“There is not a roadmap for implementing innovation well,” she said. “There are a lot of options, and not a lot of guidance. There’s nothing saying, ‘This is what would work best for you.’ If they’re going to seek innovation status, we want to give them tools to be successful.”

This post has been updated to reflect the result of the Senate Education Committee hearing.

Cap and gown

Graduation rates in Michigan – and Detroit’s main district — are up, but are most students ready for college?

The state superintendent had some good news to share Wednesday about last year’s four-year graduation rates: They are at their highest level in years.

What’s not clear is whether new graduates are being adequately prepared for college.

Slightly more than 80 percent of the state’s high school students graduated last year, an increase of about half a percentage point from the previous year. It was news state education leaders cheered.

“An 80 percent statewide graduation rate is a new watermark for our schools. They’ve worked hard to steadily improve,” state Superintendent Brian Whiston said in a statement.

“This is another important step in helping Michigan become a Top 10 education state in 10 years.
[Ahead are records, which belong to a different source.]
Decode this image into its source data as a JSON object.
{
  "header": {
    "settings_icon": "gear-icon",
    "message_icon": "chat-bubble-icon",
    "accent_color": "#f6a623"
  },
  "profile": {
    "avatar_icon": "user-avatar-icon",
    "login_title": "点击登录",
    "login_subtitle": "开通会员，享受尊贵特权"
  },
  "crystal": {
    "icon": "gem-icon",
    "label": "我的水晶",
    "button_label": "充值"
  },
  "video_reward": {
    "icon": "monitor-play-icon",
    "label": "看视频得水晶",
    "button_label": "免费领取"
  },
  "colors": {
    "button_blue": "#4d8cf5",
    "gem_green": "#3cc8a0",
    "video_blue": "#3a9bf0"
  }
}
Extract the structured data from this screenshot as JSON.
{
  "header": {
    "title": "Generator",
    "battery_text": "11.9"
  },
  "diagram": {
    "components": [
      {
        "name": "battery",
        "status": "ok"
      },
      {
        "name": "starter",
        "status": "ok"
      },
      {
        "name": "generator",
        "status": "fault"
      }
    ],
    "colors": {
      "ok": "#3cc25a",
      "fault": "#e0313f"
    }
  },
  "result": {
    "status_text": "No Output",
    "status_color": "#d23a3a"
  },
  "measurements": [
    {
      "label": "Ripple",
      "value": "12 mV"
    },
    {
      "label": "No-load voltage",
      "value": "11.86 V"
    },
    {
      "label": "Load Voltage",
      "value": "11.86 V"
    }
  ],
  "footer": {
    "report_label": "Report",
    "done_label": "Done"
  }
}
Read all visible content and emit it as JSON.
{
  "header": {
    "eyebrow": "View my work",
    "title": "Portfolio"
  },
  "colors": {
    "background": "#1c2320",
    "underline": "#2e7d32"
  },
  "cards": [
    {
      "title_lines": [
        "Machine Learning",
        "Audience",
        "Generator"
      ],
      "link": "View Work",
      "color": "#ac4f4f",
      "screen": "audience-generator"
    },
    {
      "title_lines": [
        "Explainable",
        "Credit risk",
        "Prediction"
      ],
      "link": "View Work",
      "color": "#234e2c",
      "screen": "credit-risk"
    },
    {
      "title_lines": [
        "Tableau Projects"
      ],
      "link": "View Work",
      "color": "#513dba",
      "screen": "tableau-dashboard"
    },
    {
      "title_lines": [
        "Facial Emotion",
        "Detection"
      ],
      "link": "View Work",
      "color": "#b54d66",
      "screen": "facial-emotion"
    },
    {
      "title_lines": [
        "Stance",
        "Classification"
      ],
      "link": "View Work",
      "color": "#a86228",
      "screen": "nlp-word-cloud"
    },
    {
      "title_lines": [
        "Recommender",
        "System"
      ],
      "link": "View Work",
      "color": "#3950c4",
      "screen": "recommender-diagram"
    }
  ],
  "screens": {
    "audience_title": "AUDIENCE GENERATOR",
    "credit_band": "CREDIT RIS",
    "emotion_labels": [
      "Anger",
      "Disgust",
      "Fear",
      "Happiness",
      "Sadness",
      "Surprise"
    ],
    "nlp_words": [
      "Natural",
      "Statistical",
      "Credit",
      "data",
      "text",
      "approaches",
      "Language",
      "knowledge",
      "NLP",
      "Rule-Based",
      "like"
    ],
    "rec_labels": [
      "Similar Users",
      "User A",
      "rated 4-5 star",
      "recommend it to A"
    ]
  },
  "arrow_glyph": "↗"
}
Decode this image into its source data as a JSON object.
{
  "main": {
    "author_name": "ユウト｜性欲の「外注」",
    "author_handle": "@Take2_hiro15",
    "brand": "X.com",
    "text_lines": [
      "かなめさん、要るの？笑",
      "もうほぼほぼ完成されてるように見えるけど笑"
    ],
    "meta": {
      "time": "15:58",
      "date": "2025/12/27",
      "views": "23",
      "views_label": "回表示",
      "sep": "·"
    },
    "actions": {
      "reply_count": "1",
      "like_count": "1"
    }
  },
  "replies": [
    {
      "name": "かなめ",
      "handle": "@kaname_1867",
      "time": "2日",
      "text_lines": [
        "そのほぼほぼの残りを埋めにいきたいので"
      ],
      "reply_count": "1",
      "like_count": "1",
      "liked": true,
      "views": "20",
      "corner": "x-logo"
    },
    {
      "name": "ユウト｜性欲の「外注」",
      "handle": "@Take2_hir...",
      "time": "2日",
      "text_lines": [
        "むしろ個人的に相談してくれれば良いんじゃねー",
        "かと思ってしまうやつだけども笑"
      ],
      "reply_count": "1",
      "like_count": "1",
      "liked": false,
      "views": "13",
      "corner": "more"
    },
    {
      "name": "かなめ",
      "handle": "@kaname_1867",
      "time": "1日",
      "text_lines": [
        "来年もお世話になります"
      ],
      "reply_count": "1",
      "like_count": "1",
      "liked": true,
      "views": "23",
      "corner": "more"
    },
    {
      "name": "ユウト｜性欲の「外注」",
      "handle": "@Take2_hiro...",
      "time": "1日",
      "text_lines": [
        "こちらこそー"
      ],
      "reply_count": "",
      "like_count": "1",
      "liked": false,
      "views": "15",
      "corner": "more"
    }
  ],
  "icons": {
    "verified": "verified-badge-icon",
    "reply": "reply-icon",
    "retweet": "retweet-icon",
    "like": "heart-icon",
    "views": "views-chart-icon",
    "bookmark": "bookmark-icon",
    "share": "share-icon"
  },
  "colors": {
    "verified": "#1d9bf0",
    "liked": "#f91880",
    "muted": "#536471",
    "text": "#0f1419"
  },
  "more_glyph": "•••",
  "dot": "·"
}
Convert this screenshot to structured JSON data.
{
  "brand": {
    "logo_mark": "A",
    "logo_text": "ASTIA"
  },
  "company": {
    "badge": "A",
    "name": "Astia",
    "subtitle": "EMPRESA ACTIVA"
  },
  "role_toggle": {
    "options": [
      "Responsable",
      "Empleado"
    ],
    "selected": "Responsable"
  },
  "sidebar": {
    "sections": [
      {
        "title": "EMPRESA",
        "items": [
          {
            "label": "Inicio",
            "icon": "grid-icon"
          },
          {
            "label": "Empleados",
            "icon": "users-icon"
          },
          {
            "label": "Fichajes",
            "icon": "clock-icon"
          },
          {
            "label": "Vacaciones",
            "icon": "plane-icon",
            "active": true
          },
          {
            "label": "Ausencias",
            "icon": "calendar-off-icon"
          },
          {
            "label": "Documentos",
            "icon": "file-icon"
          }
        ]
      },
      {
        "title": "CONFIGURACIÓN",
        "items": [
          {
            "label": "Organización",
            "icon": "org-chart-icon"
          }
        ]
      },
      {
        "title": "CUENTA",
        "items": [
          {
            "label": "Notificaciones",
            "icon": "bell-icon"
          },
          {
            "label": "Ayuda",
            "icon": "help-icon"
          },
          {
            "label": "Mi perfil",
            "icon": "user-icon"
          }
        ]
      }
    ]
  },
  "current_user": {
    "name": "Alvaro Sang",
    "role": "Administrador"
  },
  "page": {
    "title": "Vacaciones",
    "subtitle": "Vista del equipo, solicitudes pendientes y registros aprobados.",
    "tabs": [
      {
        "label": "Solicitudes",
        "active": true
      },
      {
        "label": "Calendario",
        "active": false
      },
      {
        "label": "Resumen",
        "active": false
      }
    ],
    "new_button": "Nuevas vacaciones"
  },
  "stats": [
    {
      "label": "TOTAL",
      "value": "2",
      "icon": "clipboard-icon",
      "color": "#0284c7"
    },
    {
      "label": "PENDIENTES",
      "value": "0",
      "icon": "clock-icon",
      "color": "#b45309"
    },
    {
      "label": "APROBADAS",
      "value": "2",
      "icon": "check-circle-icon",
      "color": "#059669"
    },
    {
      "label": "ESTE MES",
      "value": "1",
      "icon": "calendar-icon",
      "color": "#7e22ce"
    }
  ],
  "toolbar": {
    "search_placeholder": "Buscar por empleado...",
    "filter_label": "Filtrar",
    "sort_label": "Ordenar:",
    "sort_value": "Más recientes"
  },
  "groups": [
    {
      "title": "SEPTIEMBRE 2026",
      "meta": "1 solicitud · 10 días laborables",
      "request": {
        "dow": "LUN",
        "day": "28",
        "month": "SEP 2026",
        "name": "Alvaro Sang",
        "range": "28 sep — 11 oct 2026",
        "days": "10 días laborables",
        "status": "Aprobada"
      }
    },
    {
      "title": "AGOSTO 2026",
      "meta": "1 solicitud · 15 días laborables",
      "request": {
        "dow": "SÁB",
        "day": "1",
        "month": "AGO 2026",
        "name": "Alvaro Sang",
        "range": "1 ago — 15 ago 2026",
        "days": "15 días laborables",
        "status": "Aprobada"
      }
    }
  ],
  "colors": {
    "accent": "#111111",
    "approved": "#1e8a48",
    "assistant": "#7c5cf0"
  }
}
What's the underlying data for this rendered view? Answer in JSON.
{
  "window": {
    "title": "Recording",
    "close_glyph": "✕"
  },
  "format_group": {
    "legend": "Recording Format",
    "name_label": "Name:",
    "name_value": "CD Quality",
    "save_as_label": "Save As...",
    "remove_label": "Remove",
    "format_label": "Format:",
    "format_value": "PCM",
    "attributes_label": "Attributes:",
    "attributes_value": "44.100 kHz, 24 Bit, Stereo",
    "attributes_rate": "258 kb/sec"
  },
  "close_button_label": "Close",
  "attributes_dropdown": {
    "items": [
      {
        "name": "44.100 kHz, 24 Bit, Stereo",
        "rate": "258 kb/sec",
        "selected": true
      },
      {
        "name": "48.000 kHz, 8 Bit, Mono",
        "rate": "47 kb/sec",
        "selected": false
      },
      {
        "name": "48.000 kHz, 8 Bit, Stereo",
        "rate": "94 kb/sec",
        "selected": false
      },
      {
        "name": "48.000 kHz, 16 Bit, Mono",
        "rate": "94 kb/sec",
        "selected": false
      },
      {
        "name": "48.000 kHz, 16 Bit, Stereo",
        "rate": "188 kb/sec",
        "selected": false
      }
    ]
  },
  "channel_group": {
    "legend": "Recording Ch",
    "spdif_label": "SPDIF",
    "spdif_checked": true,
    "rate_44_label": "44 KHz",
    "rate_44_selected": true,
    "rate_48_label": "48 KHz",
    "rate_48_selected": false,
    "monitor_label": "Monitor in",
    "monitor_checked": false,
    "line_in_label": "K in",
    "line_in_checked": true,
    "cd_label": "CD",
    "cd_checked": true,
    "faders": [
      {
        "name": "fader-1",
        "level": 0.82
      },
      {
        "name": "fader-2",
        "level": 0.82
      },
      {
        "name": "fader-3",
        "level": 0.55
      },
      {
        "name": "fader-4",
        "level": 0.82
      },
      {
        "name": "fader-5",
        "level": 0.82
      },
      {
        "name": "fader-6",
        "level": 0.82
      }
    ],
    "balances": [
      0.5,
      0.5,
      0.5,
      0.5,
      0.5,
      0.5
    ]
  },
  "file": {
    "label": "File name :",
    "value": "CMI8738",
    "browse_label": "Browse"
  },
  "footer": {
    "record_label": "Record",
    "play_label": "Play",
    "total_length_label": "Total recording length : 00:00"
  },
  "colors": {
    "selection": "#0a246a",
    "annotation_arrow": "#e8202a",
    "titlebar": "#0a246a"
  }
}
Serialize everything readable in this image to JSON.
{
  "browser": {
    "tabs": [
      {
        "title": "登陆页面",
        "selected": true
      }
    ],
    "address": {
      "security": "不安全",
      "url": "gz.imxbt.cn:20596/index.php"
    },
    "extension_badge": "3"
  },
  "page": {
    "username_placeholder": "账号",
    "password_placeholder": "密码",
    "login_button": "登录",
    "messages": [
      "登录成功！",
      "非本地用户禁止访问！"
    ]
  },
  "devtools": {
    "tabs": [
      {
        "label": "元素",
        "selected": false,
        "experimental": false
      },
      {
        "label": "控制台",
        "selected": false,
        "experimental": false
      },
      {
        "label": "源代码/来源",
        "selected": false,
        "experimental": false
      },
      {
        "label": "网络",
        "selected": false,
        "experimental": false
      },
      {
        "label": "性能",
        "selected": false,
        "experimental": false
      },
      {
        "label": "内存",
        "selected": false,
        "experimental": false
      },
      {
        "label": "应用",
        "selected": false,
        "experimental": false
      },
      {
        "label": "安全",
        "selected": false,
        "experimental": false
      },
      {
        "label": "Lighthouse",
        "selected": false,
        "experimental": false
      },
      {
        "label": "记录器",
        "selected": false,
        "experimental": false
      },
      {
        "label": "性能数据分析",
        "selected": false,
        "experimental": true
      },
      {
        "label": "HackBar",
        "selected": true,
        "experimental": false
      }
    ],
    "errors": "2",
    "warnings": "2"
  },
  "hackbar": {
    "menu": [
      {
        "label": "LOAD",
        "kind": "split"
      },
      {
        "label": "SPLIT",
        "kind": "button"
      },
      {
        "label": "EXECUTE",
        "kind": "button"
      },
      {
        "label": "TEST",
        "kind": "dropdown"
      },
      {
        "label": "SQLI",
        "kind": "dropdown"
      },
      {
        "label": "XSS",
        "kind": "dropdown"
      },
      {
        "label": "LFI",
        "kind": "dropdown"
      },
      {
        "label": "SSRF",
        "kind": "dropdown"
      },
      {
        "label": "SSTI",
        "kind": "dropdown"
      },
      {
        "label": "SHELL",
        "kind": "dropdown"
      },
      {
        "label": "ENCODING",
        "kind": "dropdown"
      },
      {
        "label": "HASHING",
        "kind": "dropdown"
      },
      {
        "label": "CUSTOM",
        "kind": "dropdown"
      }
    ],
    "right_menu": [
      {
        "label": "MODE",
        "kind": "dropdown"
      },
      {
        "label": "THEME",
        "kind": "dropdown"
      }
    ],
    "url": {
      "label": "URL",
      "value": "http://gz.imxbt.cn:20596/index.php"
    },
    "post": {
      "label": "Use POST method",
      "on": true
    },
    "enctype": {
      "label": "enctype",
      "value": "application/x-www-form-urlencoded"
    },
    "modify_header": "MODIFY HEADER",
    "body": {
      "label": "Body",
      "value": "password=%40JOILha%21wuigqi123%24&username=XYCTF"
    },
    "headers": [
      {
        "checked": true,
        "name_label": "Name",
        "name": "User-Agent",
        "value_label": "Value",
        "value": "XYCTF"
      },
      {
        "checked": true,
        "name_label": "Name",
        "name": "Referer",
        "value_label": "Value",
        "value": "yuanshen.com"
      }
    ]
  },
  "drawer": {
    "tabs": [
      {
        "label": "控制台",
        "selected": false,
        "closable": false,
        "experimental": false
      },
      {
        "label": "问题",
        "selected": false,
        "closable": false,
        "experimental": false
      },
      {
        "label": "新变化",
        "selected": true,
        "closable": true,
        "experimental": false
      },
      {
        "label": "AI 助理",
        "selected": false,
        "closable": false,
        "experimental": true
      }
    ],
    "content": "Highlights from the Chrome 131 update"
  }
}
We aren’t there yet, so we need to keep working and moving forward,” he said.

But statewide, the number of students ready for college based on their scores on the Scholastic Aptitude Test was about 35 percent, underscoring the fact that graduation rate is not necessarily a great measure of school success. Schools looking to raise graduation rates can find ways to make it easier for students to earn credits toward graduation and, unlike some states, Michigan does not require students to pass graduation exams.

The result is that more students are graduating from high school — but might not be ready to do college work.

In Detroit, graduation rates in the city’s main district remained largely steady, with a little more than three-quarters of its students graduating after four years. But the number of students who were ready for college dropped almost a point to 12.3 percent last year. While most students take the SAT in 11th grade as part of the state’s school testing program, that’s an indication students graduating from high school may not have been adequately prepared for college.

The state dropout rate remained largely unchanged at almost nine percent.

Detroit’s main district had the highest four-year graduation rates compared to other large districts, but more district students dropped out of school than in the previous year. More than 10 percent of Detroit students dropped out of high school in the 2016-17 school year, a slight increase from last year, according to state data.

Nikolai Vitti, Detroit’s school chief, said the report should motivate the district to ensure students are graduating at higher numbers, and are college ready when they leave high school.

“We are focused on creating a college going culture in our high schools by expanding accelerating programs, such as IB, dual enrollment, AP, and Early College,” he said. “We have already expanded SAT preparation during the school day and intend to offer classes within the schedule for this focus with 10th graders next year.”

Focusing on strengthening basic skills among elementary and middle school students also will better prepare them for college after graduation, Vitti said.

“Most importantly, if we teach the Common Core standards with fidelity and a stronger aligned curriculum, which we will next year at the K-8 level for reading and math, our students will be exposed to college ready skills and knowledge,” he added. “We look forward to demonstrating the true and untapped talent of our students in the years to come.”

But in spite of steady dropout rates and relatively low college readiness numbers, state officials were upbeat about the graduation results.

“This is the first time the statewide four-year graduation rate has surpassed 80 percent since we started calculating rates by cohorts eleven years ago,” said Tom Howell, director of the Michigan Center for Educational Performance and Information, which tracks school data. “This increase is in line with how the statewide graduation rate has been trending gradually upward.”

Search below to see the four-year graduation rates and college readiness rates for all Michigan high schools.